People of all ages can have post-traumatic stress disorder. However, some factors may make you more likely to develop PTSD after a traumatic event, such as:
- Experiencing intense or long-lasting trauma
- Having experienced other trauma earlier in life, including childhood abuse or neglect
- Having a job that increases your risk of being exposed to traumatic events, such as military personnel and first responders
- Having other mental health problems, such as anxiety or depression
- Lacking a good support system of family and friends
- Having biological (blood) relatives with mental health problems, including PTSD or depression
Kinds of traumatic events
The most common events leading to the development of PTSD include:
- Combat exposure
- Childhood neglect and physical abuse
- Sexual assault
- Physical attack
- Being threatened with a weapon
Many other traumatic events also can lead to PTSD, such as fire, natural disaster, mugging, robbery, car accident, plane crash, torture, kidnapping, life-threatening medical diagnosis, terrorist attack, and other extreme or life-threatening events.
April 15, 2014
- Posttraumatic stress disorder. In: Diagnostic and Statistical Manual of Mental Disorders DSM-5. 5th ed. Arlington, Va.: American Psychiatric Association; 2013. http://www.psychiatryonline.org. Accessed Nov. 5, 2013.
- Highlights of changes from DSM-IV-TR to DSM-5. American Psychiatric Association. http://www.dsm5.org/Documents/changes%20from%20dsm-iv-tr%20to%20dsm-5.pdf. Accessed Oct. 8, 2013.
- Stress disorders. Merck Manual for Health Care Professionals. http://www.merckmanuals.com/professional/psychiatric_disorders/anxiety_disorders/stress_disorders.html?qt=PTSD&alt=sh. Accessed Nov. 5, 2013.
- What is posttraumatic stress disorder (PTSD)? National Alliance on Mental Illness. http://www.nami.org/Template.cfm?Section=posttraumatic_stress_disorder. Accessed Nov. 5, 2013.

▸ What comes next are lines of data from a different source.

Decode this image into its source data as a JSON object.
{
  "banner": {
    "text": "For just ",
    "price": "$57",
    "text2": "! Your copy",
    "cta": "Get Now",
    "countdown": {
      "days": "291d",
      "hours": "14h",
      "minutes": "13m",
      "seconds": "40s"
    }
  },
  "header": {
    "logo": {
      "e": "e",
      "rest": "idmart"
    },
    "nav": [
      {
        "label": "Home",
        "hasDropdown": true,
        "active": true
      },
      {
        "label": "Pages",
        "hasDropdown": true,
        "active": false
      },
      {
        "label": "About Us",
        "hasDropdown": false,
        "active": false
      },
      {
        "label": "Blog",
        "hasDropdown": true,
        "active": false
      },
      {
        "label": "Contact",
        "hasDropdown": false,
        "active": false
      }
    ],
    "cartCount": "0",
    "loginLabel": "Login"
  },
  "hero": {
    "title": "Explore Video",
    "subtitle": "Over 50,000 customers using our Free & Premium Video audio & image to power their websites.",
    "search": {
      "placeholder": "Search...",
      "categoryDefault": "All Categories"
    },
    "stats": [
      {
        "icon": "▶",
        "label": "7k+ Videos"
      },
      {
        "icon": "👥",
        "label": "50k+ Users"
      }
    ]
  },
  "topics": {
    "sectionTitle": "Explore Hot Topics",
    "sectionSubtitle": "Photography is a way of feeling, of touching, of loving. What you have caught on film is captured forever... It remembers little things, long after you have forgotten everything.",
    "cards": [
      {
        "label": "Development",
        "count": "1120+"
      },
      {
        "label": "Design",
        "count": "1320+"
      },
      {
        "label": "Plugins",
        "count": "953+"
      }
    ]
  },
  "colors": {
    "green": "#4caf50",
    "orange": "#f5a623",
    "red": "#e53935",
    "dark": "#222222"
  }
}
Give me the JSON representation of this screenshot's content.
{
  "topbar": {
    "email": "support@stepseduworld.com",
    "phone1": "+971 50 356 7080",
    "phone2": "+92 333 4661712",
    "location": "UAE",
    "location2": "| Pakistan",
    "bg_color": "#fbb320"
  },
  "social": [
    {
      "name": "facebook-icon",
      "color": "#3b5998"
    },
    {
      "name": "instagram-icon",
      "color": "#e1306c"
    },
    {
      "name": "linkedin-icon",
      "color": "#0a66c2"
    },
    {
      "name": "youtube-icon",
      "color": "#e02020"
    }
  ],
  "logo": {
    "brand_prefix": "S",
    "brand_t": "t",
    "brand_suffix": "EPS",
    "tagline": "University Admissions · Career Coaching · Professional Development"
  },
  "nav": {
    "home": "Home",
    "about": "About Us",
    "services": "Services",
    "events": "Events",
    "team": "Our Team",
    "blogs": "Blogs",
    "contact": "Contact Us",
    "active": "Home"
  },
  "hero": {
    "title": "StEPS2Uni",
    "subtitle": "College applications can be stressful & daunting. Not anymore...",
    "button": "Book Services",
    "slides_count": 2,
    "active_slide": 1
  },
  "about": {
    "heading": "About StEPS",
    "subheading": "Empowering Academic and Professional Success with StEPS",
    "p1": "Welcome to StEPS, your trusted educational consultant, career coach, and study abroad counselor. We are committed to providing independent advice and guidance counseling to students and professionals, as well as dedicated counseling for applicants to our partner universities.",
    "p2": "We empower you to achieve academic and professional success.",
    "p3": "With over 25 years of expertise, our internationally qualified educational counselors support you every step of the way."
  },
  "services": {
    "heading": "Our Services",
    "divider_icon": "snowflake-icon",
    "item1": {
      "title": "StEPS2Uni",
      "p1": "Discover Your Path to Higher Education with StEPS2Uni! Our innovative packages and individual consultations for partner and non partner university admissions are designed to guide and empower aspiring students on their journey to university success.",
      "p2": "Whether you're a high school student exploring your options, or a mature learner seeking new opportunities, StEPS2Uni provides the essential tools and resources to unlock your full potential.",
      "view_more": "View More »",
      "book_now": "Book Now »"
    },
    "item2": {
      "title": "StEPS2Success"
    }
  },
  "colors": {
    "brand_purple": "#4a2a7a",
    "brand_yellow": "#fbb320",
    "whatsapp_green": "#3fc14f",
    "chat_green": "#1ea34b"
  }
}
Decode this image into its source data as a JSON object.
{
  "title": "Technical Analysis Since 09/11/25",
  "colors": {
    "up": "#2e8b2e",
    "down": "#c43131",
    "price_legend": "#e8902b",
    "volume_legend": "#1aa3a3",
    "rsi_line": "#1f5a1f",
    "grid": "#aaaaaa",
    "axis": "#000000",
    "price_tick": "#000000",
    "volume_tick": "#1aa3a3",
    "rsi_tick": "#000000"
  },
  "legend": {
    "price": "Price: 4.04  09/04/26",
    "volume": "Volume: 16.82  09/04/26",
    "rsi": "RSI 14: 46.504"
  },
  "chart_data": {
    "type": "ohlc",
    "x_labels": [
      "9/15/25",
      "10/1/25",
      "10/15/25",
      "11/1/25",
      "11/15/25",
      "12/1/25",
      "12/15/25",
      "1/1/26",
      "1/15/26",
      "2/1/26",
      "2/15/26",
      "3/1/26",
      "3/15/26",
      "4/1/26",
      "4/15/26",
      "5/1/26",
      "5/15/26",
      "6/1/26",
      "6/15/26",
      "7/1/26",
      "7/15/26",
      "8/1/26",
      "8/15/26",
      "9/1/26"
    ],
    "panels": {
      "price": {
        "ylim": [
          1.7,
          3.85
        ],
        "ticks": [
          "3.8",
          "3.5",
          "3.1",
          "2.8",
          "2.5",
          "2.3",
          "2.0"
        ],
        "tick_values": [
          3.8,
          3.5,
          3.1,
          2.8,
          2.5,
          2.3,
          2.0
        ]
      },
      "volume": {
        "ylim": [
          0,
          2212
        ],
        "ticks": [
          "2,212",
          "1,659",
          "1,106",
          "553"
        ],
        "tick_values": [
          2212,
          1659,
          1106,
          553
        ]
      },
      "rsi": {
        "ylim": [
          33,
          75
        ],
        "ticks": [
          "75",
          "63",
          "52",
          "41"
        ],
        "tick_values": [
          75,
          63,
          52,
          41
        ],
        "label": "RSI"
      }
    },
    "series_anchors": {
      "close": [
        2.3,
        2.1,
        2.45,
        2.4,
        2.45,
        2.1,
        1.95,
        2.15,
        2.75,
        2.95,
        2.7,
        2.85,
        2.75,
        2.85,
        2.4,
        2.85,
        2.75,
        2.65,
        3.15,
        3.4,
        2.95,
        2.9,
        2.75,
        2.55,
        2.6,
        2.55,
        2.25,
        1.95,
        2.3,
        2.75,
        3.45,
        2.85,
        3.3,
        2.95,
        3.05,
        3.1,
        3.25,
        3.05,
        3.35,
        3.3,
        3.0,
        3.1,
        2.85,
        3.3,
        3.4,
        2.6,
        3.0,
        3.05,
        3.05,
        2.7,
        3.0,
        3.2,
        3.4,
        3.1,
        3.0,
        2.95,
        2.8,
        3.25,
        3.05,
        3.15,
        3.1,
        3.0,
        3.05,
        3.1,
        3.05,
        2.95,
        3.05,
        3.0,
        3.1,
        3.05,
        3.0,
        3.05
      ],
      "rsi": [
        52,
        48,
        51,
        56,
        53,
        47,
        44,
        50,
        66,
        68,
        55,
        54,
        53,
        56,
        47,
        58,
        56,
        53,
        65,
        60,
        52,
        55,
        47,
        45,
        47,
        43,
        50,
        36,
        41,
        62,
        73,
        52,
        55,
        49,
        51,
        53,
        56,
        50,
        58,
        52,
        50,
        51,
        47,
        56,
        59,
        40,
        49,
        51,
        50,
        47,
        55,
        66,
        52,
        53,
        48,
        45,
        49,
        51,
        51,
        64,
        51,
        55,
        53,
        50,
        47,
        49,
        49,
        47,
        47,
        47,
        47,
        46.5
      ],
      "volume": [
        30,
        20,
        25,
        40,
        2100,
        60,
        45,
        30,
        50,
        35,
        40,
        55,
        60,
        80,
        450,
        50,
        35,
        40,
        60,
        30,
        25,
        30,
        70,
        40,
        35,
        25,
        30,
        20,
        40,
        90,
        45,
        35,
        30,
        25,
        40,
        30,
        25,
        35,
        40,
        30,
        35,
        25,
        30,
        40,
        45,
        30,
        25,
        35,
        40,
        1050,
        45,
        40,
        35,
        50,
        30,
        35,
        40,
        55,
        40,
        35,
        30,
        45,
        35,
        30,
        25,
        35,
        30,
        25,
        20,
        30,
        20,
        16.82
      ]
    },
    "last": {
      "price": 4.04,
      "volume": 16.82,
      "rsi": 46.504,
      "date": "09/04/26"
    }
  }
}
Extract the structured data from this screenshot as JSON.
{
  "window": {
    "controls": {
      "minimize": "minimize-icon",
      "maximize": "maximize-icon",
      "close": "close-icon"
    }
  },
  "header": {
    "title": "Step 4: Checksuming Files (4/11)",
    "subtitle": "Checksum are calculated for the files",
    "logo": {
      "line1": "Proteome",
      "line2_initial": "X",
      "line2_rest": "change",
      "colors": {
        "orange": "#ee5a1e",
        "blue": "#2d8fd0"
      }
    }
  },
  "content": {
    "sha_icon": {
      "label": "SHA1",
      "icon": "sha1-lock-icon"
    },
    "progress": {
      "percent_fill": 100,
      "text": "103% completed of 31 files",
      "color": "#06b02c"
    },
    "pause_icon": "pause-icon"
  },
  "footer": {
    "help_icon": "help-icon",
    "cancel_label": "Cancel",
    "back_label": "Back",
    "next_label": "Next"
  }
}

- Post-traumatic stress disorder (PTSD). National Institute of Mental Health. http://www.nimh.nih.gov/health/topics/post-traumatic-stress-disorder-ptsd/index.shtml. Accessed Nov. 5, 2013.
- Stein MB. Pharmacotherapy for posttraumatic stress disorder. http//www.uptodate.com/home. Accessed Nov. 5, 2013.
- Rothbaum BO. Psychotherapy for posttraumatic stress disorder. http//www.uptodate.com/home. Accessed Nov. 5, 2013.
- Helping a family member who has PTSD. U.S. Department of Veterans Affairs. http://www.ptsd.va.gov/public/pages/helping-family-member.asp. Accessed Nov. 9, 2013.
- Lifestyle changes recommended for PTSD patients. U.S. Department of Veterans Affairs. http://www.ptsd.va.gov/public/pages/coping-ptsd-lifestyle-changes.asp. Accessed Nov. 9, 2013.
- PTSD overview. U.S. Department of Veterans Affairs. http://www.ptsd.va.gov/public/pages/fslist-ptsd-overview.asp. Accessed Nov. 9, 2013.
- Depression. National Institute of Mental Health. http://www.nimh.nih.gov/health/publications/depression/index.shtml. Accessed Nov. 14, 2013.
- Lineberry TW (expert opinion). Mayo Clinic, Rochester, Minn. Dec. 30, 2013.
- Posttraumatic stress disorder. American Psychiatric Association. http://www.dsm5.org/Pages/Default.aspx. Accessed Jan. 8, 2014.